**Exercise objective**
Copy each line that contains the string "icon", taking them from the material.

▼

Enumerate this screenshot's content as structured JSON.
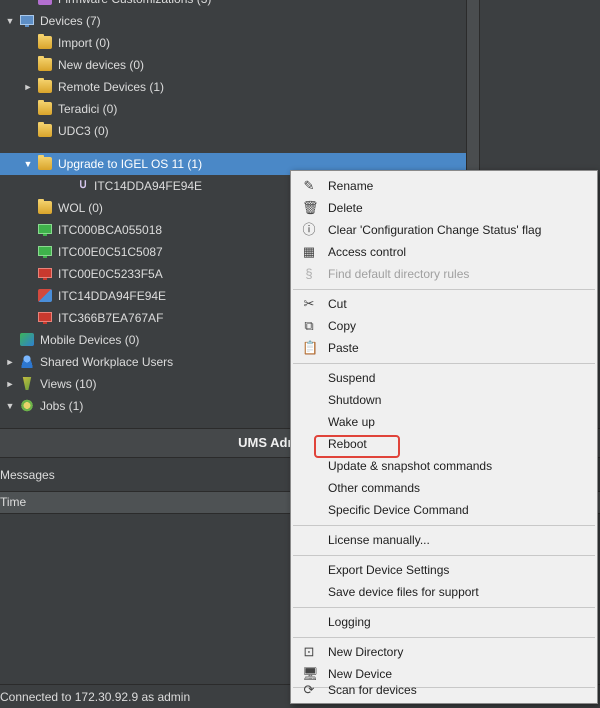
{
  "tree": {
    "top_partial": "Firmware Customizations (3)",
    "items": [
      {
        "label": "Devices (7)",
        "expanded": true
      },
      {
        "label": "Import (0)"
      },
      {
        "label": "New devices (0)"
      },
      {
        "label": "Remote Devices (1)",
        "collapsed": true
      },
      {
        "label": "Teradici (0)"
      },
      {
        "label": "UDC3 (0)"
      },
      {
        "label": "Upgrade to IGEL OS 11 (1)",
        "expanded": true,
        "selected": true
      },
      {
        "label": "ITC14DDA94FE94E"
      },
      {
        "label": "WOL (0)"
      },
      {
        "label": "ITC000BCA055018"
      },
      {
        "label": "ITC00E0C51C5087"
      },
      {
        "label": "ITC00E0C5233F5A"
      },
      {
        "label": "ITC14DDA94FE94E"
      },
      {
        "label": "ITC366B7EA767AF"
      },
      {
        "label": "Mobile Devices (0)"
      },
      {
        "label": "Shared Workplace Users",
        "collapsed": true
      },
      {
        "label": "Views (10)",
        "collapsed": true
      },
      {
        "label": "Jobs (1)",
        "expanded": true
      }
    ]
  },
  "bottom": {
    "header": "UMS Administration",
    "messages_title": "Messages",
    "time_column": "Time",
    "status": "Connected to 172.30.92.9 as admin"
  },
  "context_menu": {
    "items": [
      {
        "label": "Rename",
        "icon": "pencil-icon"
      },
      {
        "label": "Delete",
        "icon": "trash-icon"
      },
      {
        "label": "Clear 'Configuration Change Status' flag",
        "icon": "alert-icon"
      },
      {
        "label": "Access control",
        "icon": "access-control-icon"
      },
      {
        "label": "Find default directory rules",
        "icon": "rules-icon",
        "disabled": true
      },
      {
        "label": "Cut",
        "icon": "scissors-icon"
      },
      {
        "label": "Copy",
        "icon": "copy-icon"
      },
      {
        "label": "Paste",
        "icon": "paste-icon"
      },
      {
        "label": "Suspend"
      },
      {
        "label": "Shutdown"
      },
      {
        "label": "Wake up"
      },
      {
        "label": "Reboot",
        "highlighted": true
      },
      {
        "label": "Update & snapshot commands"
      },
      {
        "label": "Other commands"
      },
      {
        "label": "Specific Device Command"
      },
      {
        "label": "License manually..."
      },
      {
        "label": "Export Device Settings"
      },
      {
        "label": "Save device files for support"
      },
      {
        "label": "Logging"
      },
      {
        "label": "New Directory",
        "icon": "new-directory-icon"
      },
      {
        "label": "New Device",
        "icon": "monitor-icon"
      },
      {
        "label": "Scan for devices",
        "icon": "scan-icon"
      }
    ]
  },
  "colors": {
    "panel_bg": "#3c3f41",
    "selection": "#4a88c7",
    "menu_bg": "#f0f0f0",
    "highlight_box": "#e0433a"
  }
}
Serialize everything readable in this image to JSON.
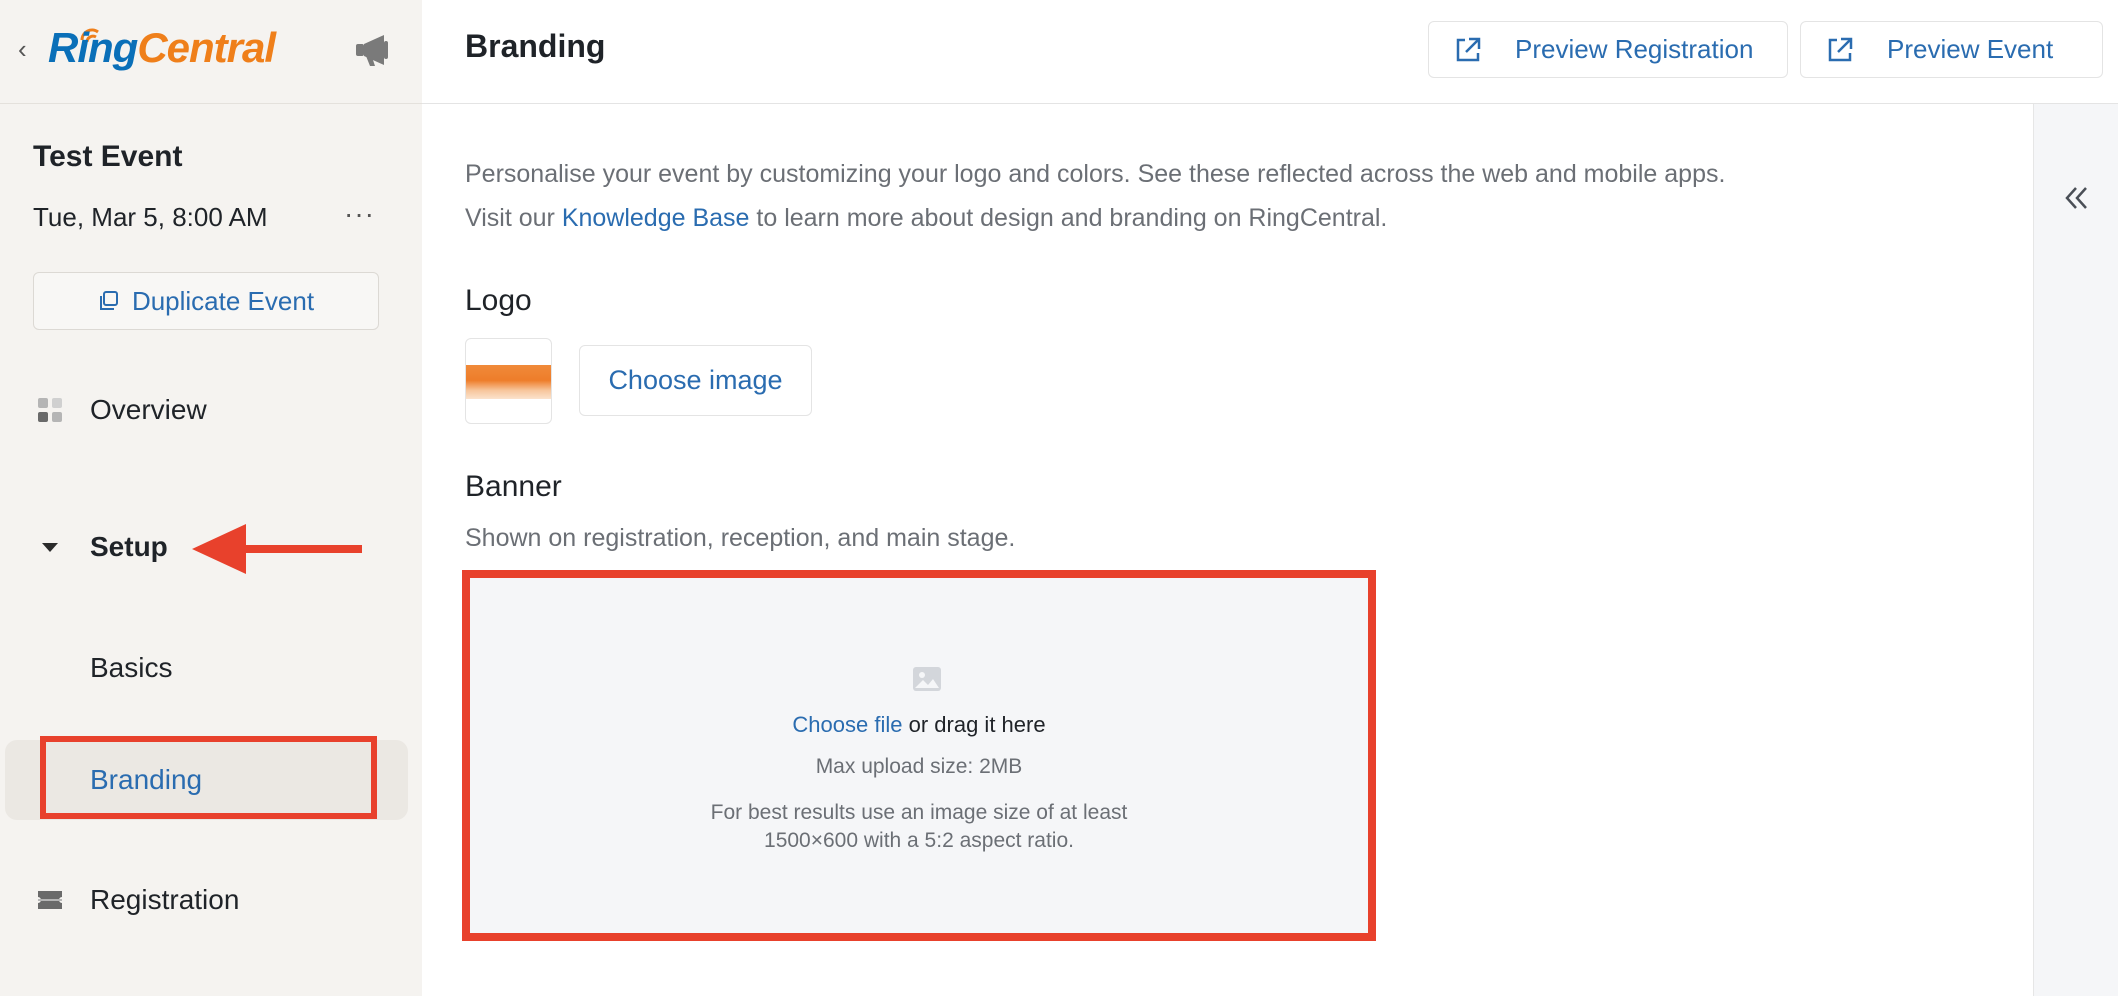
{
  "sidebar": {
    "logo": {
      "ring": "Ring",
      "central": "Central"
    },
    "event": {
      "title": "Test Event",
      "date": "Tue, Mar 5, 8:00 AM",
      "more": "···",
      "duplicate_label": "Duplicate Event"
    },
    "nav": {
      "overview": "Overview",
      "setup": "Setup",
      "basics": "Basics",
      "branding": "Branding",
      "registration": "Registration"
    }
  },
  "header": {
    "title": "Branding",
    "preview_registration": "Preview Registration",
    "preview_event": "Preview Event"
  },
  "main": {
    "intro_line1": "Personalise your event by customizing your logo and colors. See these reflected across the web and mobile apps.",
    "intro_visit": "Visit our ",
    "intro_kb": "Knowledge Base",
    "intro_rest": " to learn more about design and branding on RingCentral.",
    "logo_section": {
      "title": "Logo",
      "choose_image": "Choose image"
    },
    "banner_section": {
      "title": "Banner",
      "subtitle": "Shown on registration, reception, and main stage.",
      "choose_file": "Choose file",
      "drag_text": " or drag it here",
      "max_upload": "Max upload size: 2MB",
      "best_results_1": "For best results use an image size of at least",
      "best_results_2": "1500×600 with a 5:2 aspect ratio."
    }
  },
  "colors": {
    "accent_blue": "#2a6cb0",
    "annotation_red": "#e8412c",
    "brand_orange": "#ef7f1a",
    "brand_blue": "#0a6fb8",
    "sidebar_bg": "#f5f3f0"
  }
}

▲

**Your solution**
        "icon": "pencil-icon"
        "icon": "trash-icon"
        "icon": "alert-icon"
        "icon": "access-control-icon"
        "icon": "rules-icon",
        "icon": "scissors-icon"
        "icon": "copy-icon"
        "icon": "paste-icon"
        "icon": "new-directory-icon"
        "icon": "monitor-icon"
        "icon": "scan-icon"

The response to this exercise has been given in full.